Picking the HopsThe pickers' day would start early with many heading out at dawn whilst others waited for the foreman to blow his whistle at 7am. The early morning was the best time for picking as the hops became harder to pull when it got warmer in the afternoon. The early method of picking hops in Herefordshire was to spread a picking sheet on the ground and pick the hops onto it. From the 1700s onwards there are records of hop cribs. These were rough wooden frames about 7ft by 3ft with hessian strung across, and the hops were picked into them. When a field had been completely picked the pickers would move to another part of the hopyard and the quickest pickers were allowed to have first choice of where to set up.

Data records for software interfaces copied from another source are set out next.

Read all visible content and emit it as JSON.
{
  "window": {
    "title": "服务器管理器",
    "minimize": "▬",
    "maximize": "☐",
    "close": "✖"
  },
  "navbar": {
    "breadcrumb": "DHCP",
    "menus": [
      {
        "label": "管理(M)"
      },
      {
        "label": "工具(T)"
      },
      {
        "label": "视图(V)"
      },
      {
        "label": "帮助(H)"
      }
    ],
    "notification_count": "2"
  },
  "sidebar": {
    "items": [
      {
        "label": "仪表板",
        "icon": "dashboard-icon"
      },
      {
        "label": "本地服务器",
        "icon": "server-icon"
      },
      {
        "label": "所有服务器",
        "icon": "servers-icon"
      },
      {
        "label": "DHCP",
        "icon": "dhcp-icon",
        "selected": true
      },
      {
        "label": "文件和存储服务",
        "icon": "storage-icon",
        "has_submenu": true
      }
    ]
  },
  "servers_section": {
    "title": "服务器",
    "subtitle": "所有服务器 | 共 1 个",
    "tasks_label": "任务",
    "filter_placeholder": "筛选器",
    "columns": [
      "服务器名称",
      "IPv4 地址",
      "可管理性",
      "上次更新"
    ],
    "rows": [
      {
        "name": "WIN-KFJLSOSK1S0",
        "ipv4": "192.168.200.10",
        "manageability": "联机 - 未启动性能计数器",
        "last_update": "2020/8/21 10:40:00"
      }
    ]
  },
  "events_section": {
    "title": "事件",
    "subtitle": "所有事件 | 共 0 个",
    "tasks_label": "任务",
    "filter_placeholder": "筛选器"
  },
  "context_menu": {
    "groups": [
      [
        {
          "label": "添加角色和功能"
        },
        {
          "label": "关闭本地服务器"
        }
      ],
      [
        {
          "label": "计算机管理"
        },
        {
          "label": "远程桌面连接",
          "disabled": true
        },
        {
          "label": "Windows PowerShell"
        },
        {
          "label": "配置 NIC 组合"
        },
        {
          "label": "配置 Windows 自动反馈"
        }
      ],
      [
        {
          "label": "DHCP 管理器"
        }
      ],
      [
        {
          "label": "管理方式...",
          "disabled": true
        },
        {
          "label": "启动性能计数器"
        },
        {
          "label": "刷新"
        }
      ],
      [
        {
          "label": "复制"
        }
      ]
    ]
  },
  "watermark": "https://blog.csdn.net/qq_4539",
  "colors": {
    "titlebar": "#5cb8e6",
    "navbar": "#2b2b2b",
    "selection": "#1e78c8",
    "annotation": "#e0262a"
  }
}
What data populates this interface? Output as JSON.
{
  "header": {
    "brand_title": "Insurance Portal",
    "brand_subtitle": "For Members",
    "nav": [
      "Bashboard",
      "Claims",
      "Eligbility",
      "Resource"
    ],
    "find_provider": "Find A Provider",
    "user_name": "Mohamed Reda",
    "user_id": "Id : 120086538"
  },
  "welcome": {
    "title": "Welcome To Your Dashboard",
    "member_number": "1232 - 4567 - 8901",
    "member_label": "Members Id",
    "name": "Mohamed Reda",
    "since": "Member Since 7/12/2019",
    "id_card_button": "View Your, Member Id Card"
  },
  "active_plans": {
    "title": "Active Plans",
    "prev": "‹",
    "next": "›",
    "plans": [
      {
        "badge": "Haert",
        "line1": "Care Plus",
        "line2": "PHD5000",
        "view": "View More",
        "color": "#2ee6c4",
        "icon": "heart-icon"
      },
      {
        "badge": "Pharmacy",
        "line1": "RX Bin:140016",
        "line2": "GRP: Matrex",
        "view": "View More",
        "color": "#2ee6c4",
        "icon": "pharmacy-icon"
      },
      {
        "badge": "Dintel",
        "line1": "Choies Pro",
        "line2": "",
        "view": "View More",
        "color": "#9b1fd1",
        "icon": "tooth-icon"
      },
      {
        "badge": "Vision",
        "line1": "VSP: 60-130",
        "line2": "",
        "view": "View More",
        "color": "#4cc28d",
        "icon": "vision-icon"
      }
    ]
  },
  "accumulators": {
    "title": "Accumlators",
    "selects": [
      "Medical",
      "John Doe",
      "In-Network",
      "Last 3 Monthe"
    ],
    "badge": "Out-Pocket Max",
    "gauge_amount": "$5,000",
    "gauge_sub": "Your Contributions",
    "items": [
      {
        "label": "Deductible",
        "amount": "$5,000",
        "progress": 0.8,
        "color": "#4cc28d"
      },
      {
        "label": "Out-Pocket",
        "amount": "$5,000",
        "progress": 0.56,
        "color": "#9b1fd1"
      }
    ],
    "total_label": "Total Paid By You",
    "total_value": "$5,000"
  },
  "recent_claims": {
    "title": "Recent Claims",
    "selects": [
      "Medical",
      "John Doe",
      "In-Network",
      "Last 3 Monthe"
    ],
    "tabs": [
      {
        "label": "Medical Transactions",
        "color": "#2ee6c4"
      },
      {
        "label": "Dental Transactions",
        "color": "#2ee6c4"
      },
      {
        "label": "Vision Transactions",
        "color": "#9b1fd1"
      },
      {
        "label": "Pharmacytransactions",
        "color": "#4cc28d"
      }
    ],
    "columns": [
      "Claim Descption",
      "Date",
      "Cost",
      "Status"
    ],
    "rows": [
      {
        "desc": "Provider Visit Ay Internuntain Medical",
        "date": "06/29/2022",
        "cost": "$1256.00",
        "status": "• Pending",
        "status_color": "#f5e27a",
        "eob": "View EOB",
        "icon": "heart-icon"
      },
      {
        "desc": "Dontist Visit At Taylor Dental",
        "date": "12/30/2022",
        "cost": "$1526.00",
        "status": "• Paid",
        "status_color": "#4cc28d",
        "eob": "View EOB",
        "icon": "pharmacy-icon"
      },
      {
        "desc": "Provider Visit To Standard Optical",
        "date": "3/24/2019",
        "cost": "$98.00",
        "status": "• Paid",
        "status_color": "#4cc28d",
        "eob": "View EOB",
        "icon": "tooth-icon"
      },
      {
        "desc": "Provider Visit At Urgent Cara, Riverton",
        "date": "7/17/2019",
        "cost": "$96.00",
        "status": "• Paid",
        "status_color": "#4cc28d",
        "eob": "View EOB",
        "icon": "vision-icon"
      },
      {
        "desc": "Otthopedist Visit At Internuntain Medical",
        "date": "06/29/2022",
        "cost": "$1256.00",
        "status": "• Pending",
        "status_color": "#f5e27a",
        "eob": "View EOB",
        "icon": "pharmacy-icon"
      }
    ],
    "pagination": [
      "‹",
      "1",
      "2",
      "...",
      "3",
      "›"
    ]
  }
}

After the hops had been picked they had to be measured and bushelled so that the picker could be paid for the day's work. The busheller would call out the number as he measured the hops into a sack, which had a mark inside giving a measurement of one bushel. The count would be kept by the tally-man who carried a number of tallies on his belt. Tallies were pieces of wood about 15 inches long, split into two pieces. One of the pieces would be given to the picker as a record of their total. The two pieces would only fit together in a certain way and the count was recorded by file marks across both pieces so the picker could not alter his or her total.
By the late 19th century Herefordshire hop growers had changed to the hop-check or token scheme. Tokens were coin-like metal discs of various sizes, all stamped with the farmer's name. The smallest represented a single bushel and these could be exchanged for ones marked 1, 3, 5, 10 and £1, indicating the amount earned by the picker in shillings and pounds. These tokens could then be exchanged for cash at the end of the picking season or, if strapped for cash, at the end of the day. The tokens could be spent at the local pub or shop and were accepted by most local tradesmen.
The token system was later replaced by the booking system whereby each picker and busheller was given a book and the amount picked was recorded by the busheller in both books. If you wanted to have some of your earnings early then the bushellers would enter the amount paid out in both books.
The rate of pay for hop picking was agreed between the farmer and the picker at the start of the season, and in the 1920s-30s in Herefordshire it varied between five bushels to the shilling for healthy, big hops and two bushels to the shilling if small and diseased. A fast picker could pick up to 25 bushels a day in fine weather. Often there were strikes by the pickers demanding more money, but these never seemed to last very long. The hop farms in the Little Frome area seemed to be prone to having strikes on Thursdays but this may have had something to do with the fact that Bromyard market was held on this day.
Of all the villages in the Bromyard area it was Bishops Frome that received the greatest number of pickers. During the 1920-30s the usual population of 700 would rise to about 5,000 during picking time.
During the afternoons various "shop" vans would visit the hopyards looking to entice the pickers into spending their hard-earned money. These included the butcher, the baker and the ice-cream man. Saturday afternoons meant time off for the pickers and many would walk into the nearby towns and villages to spend their money or visit the pub.
After World War II it became increasingly more difficult to find pickers as higher paid jobs could be found in the industrial areas with paid holidays and better standards of living. Workers were now moving out of the county to find work in the Black Country and South Wales. Education authorities in the Black Country and Herefordshire ruled that the school terms and holidays should fall in line with the rest of the country, and this meant that children were no longer available for picking in September.
There were attempts to use machinery after a picking machine was imported from America but it was not until the 1950s that machine picking became the norm. By 1955 there were 75 machines in operation in Herefordshire and Worcestershire, and demand was high. The main problem with the machines was that they were not as gentle with the hops as the pickers and many of the hops broke up during drying.
[Original author: Miranda Greene, 2005]
A big Thank You to Herefordshire Through Time for above information.
A very special Thank You to Geoff and Patsy Lunn for the use of Geoff's Great Uncle
Fred Turner old photo's.